──────── DATA FOR THIS EXERCISE

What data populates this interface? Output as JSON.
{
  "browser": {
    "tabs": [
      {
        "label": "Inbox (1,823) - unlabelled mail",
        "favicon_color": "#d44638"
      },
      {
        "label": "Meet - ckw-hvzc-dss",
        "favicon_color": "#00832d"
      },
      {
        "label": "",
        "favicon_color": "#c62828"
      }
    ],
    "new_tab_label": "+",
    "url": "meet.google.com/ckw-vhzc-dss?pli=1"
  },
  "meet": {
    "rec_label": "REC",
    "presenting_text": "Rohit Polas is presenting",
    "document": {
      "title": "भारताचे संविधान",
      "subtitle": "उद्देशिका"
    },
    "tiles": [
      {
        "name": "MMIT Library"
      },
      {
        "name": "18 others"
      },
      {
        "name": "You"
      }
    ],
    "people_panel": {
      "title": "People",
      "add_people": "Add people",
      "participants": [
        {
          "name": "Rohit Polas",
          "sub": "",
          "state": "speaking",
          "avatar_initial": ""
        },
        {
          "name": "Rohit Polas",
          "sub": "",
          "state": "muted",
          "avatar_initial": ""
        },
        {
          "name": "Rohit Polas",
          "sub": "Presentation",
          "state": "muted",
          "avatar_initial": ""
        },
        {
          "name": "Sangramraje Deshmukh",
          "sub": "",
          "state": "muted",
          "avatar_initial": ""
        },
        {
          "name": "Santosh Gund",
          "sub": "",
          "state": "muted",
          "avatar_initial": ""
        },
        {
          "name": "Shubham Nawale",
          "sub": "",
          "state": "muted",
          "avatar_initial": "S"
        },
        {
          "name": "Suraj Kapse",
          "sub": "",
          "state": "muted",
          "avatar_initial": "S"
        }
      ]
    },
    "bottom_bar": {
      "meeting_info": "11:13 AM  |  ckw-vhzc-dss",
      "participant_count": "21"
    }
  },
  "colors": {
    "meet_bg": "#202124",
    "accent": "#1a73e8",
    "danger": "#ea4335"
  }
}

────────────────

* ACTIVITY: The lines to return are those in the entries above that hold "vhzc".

* TASK RESULT:
    "url": "meet.google.com/ckw-vhzc-dss?pli=1"
      "meeting_info": "11:13 AM  |  ckw-vhzc-dss",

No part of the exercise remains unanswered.